When you’re on a so-called diet where you’re disciplining yourself, on the other hand, you’re going about cataloguing everything you have done: “I wake up, and then I meditate, and after I meditate I go for a walk. Then I have breakfast, and since I know what to eat, I’m going to eat this, because I’ve tried that, and so on and so on …”
In either one of those circumstances, you’re moving away from something. When you’re bingeing, you’re moving away from dieting. When you’re dieting, you’re trying not to binge.
But in either case you’re not moving towards anything. You’re not actually moving closer to who you are and what you want.
In order to really, really change into becoming more and more yourself, becoming who you deeply are, you have to work with the obstacles that keep you from being yourself. That’s the process of change. What gets in the way for you being who you truly, truly are? So that you’re free. And you’re empowered. And you’re moving to who you are and what you want, and what you’re doing, and what you’re eating, and who you’re in a relationship with, and your life, is a reflection of that.
In order to truly change, it takes moving towards, not moving away, because moving away is not good enough. Old habits don’t ever get eradicated, like the habit of eating when you’re anxious, or eating when you’re stressed. Or of getting triggered off immediately when something happens or of talking to your spouse in a particular way. Or of not being close and having your heart closed. Those are habits that we’ve gotten into.
Habits never get eradicated, uprooted and completely thrown out because, as all the new science of the brain has let us know, the neural pathways in the brain get grooved and grooved deeper and deeper. And so, the more you’ve done something over the last forty, fifty, sixty years, the deeper the groove is in your brain. The habit is just a lot of different chemicals and neurotransmitters falling along the synapses and the pathways, firing one after the other in a particular direction.
To make a new way of being and living, of eating, of relating requires change. Who you are in relationship. How you are. How you speak. How you relate. To actually become and act and be a different way takes knowing what you want to move towards. Not just what you want to move away from.
If you don’t have a sense of what you wan to move towards, the fuel of moving away from something is not going to last long.
Words like should, shouldn’t, right, wrong, good, bad, they don’t work. They don’t work, because that’s not enough of a heart inspiration. Because, unless you know what you want, you will flip and flop from one to the other.
So ask yourself: What do you want? Who do you want to be? What matters to you? And move towards it.
One response to “Working with Obstacles”

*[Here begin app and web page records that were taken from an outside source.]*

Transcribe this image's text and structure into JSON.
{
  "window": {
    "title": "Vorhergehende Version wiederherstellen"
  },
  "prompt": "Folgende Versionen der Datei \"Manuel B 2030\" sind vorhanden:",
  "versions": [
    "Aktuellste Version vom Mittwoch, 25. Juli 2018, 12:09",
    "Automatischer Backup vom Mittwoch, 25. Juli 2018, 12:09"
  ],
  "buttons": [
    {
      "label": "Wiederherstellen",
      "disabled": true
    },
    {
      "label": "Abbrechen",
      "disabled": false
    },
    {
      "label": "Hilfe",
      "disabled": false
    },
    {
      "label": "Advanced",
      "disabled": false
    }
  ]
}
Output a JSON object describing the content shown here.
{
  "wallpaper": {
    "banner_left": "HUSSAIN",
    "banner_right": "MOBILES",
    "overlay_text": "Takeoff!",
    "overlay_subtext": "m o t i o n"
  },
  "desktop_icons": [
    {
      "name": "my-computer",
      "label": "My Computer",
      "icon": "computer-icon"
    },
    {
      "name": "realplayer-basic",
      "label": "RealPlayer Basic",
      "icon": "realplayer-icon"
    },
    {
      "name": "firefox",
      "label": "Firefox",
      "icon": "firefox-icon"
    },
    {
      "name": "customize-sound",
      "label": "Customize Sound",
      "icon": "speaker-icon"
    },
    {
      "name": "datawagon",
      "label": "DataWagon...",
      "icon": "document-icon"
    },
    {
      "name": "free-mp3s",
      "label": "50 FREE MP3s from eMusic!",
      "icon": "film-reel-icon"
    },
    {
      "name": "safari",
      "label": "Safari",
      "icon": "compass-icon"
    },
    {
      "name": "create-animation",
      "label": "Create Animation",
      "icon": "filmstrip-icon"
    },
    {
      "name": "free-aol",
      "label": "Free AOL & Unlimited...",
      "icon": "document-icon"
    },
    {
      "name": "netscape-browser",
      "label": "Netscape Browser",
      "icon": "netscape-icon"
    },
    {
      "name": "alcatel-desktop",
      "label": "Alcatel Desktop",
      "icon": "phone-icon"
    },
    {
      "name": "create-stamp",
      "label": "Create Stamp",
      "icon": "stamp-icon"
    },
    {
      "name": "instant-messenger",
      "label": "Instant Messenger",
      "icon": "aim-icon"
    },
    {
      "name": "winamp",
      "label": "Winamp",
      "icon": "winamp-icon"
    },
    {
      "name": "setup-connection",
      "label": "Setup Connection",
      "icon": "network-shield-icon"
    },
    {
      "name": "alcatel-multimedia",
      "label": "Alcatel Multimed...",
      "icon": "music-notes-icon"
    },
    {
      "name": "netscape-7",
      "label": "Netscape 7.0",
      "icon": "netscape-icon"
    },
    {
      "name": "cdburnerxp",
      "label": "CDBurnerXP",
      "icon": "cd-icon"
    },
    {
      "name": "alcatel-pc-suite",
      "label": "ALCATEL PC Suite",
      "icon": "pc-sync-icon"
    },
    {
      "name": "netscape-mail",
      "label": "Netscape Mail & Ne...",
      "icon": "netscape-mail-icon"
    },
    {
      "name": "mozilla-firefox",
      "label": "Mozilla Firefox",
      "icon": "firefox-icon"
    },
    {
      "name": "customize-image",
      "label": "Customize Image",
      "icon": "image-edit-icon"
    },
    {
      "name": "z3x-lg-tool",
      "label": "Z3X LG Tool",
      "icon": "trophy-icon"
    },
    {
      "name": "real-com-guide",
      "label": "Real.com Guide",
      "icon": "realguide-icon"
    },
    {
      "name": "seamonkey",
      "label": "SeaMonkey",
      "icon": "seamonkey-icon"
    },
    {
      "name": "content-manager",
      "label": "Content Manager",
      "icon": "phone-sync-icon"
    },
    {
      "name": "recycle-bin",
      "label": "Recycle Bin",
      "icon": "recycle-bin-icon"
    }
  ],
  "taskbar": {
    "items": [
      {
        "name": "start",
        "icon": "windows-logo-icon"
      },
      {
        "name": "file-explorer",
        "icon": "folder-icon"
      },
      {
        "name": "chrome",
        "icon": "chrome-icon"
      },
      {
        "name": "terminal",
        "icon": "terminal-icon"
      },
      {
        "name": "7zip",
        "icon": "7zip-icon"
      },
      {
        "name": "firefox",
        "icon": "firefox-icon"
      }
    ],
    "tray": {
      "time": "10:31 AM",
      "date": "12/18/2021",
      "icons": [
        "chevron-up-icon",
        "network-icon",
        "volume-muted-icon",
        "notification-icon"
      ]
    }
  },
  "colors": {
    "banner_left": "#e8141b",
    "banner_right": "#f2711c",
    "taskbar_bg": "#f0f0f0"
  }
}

Is there anyway to apply for a scholarship to attend the workshop in Redwood City? I love your work so much and it has helped me in so may ways heal from my trauma. Totally understand if this isn’t something offered but I figuered I would ask. Maybe next year 😉